It has been a little over a month since the FAMU Board of Trustees decided to recognize the impact of the college’s Institute of Public Health,approving a name change to the College of Pharmacy and Pharmaceutical Sciences, Institute of Public Health (CoPPS, IPH).
Since 1951, the college has witnessed major growth in pharmacy education and is now one of the largest colleges of pharmacy in the country.
But what is the main reason for the name change? Is it to continue the recruitment of more students?
Gallop Franklin, a graduate of the college and a visiting pharmacy instructor,said the program has always flourished.
“Throughout the years, the College of Pharmacy has changed drastically through the expansion of technology and space. There are now more ways for students to be a part of the program. Which brings up my thoughts of the building name change. In my opinion, it was a phenomenal move, because in the past some students did not realize everything that the College of Pharmacy has due to the college name in itself, but it is very diverse with many more amazing programs,” Franklin said. “The framework behind the name change is to become more reflective of what the college truly represents.”
Cynthia Harris, an associate dean and director of the Institute of Public Health since its inception almost two decades ago, talked about the name change in a press release.
“The name change elevates the Institute of Public Health and facilitates its evolution to an autonomous School of Public Health – as intended in the university’s strategic plan,” Harris said.
Several students said they were unaware of the name change.
Morenike Ogunnaike, a sophomore doctor of pharmacy candidate at FAMU, expressed her thoughts on the renaming of the building.
“The change was a great idea because not only does it have a nice ring to it, but more people will know that we have a public health program which will easily increase enrollment numbers back to what it used to be,” Ogunnaike said. “I believe it is a step in the right direction of the plethora of adjustments that need to happen within the college.”

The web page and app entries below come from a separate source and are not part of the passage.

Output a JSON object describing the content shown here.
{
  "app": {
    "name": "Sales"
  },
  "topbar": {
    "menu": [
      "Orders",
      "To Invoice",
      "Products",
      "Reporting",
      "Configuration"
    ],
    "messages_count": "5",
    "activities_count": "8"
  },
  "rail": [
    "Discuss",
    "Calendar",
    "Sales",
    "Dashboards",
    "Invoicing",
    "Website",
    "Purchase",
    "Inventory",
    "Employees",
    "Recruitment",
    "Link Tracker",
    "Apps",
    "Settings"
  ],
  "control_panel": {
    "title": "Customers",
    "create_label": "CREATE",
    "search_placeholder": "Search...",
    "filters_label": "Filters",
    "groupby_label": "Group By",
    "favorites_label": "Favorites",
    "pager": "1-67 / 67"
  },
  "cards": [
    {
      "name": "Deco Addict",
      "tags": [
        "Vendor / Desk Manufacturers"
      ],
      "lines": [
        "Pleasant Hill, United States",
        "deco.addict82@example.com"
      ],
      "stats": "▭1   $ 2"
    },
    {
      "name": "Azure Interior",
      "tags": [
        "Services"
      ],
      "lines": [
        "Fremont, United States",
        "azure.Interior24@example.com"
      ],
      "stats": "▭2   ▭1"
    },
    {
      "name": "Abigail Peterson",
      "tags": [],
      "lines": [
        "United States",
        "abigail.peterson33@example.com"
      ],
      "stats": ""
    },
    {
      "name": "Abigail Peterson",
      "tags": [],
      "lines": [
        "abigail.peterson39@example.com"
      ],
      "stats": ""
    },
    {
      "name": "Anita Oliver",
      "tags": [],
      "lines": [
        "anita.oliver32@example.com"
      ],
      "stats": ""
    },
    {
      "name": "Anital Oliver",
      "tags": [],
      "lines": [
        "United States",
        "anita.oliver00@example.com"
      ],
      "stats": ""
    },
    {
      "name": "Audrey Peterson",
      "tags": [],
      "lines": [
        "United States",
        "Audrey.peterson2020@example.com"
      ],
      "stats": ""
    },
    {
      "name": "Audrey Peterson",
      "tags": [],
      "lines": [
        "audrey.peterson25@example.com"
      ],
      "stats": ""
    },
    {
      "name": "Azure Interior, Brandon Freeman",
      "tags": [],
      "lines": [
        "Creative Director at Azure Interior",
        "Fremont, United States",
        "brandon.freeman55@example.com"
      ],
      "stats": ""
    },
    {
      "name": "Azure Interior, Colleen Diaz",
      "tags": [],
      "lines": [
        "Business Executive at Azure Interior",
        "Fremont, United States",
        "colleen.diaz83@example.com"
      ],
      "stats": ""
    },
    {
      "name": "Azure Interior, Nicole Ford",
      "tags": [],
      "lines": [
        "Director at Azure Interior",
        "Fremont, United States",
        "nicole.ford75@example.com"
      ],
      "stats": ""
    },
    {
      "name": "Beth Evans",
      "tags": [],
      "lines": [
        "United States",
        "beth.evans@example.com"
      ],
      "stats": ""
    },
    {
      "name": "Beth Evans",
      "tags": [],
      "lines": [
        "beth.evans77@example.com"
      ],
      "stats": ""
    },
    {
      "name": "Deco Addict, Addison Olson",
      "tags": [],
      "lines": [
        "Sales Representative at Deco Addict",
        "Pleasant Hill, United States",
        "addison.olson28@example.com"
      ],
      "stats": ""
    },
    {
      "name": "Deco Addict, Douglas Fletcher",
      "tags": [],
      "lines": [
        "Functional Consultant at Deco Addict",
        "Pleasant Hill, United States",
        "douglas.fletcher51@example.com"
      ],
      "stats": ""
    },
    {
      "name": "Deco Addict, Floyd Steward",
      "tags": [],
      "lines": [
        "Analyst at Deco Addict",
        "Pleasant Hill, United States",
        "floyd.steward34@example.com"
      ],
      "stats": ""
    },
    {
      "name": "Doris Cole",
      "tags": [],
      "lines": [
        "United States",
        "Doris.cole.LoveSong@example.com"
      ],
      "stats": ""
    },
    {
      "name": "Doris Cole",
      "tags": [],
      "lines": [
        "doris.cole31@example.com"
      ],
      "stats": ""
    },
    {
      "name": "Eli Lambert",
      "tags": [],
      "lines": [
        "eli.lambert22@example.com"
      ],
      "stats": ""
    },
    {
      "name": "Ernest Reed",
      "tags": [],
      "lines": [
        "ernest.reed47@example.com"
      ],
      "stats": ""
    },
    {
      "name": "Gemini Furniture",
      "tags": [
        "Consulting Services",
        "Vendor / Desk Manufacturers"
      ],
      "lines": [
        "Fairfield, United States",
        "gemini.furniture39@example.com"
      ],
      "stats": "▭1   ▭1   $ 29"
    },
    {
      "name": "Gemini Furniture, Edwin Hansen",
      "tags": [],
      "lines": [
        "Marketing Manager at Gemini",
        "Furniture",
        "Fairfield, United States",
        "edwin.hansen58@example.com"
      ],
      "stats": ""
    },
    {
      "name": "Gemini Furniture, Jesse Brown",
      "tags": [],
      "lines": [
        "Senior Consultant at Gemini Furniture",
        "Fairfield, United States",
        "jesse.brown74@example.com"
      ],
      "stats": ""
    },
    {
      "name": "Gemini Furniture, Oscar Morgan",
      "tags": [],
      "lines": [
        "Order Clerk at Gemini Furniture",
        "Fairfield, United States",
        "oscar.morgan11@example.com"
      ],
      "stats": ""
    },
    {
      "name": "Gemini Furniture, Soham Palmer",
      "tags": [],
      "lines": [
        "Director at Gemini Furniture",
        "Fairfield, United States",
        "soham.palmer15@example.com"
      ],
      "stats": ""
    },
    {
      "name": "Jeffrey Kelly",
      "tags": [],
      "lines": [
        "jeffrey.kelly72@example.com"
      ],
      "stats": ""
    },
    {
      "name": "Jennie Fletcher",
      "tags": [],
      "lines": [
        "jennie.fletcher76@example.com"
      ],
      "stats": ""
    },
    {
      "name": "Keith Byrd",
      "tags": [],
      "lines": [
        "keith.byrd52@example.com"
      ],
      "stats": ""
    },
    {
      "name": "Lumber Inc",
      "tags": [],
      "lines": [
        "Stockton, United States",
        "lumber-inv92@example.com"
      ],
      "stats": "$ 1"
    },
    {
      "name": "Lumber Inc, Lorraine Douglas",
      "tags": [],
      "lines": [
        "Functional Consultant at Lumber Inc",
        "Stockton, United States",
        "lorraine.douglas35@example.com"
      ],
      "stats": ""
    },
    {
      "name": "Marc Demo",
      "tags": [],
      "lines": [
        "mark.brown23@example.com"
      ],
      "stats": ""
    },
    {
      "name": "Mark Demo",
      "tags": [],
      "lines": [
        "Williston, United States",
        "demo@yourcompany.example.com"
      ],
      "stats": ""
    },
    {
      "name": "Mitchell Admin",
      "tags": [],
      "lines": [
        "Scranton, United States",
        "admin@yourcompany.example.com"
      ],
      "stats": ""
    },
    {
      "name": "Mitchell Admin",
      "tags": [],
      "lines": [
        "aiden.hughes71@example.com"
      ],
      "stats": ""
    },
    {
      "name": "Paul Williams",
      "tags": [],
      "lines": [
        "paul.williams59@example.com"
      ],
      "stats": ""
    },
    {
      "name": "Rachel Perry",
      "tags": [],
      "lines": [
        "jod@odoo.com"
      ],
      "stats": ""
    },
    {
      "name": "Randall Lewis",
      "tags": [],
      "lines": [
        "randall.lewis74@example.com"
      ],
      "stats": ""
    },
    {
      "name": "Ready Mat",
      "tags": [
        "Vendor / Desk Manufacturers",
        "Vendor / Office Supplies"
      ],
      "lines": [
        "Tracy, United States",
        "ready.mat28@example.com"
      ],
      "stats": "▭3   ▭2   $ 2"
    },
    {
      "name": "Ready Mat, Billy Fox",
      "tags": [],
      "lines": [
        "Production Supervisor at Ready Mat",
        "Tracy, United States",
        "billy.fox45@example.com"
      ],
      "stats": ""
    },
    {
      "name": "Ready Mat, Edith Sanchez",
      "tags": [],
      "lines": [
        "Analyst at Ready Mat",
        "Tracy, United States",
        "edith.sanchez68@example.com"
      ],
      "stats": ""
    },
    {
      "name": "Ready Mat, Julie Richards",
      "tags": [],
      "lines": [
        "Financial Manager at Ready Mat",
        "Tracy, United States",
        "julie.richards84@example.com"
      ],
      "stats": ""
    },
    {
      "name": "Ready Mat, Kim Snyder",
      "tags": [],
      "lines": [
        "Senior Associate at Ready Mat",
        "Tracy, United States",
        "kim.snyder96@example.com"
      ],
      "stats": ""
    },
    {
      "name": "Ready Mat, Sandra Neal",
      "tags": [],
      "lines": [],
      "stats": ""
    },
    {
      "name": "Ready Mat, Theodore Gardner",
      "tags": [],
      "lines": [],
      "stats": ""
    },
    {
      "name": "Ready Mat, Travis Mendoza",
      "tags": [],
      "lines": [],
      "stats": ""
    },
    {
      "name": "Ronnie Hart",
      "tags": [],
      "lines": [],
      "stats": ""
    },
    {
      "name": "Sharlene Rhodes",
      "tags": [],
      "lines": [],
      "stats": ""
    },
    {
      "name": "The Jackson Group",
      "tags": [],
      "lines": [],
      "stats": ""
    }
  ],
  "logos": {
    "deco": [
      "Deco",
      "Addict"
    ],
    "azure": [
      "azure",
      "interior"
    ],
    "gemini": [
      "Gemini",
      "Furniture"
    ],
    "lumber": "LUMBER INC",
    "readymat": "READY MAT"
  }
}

With the help of Harris, students, and several IPH faculty members, the institute has partnered with Bond Medical Center to provide free coronavirus tests at Bragg Memorial Stadium since early May.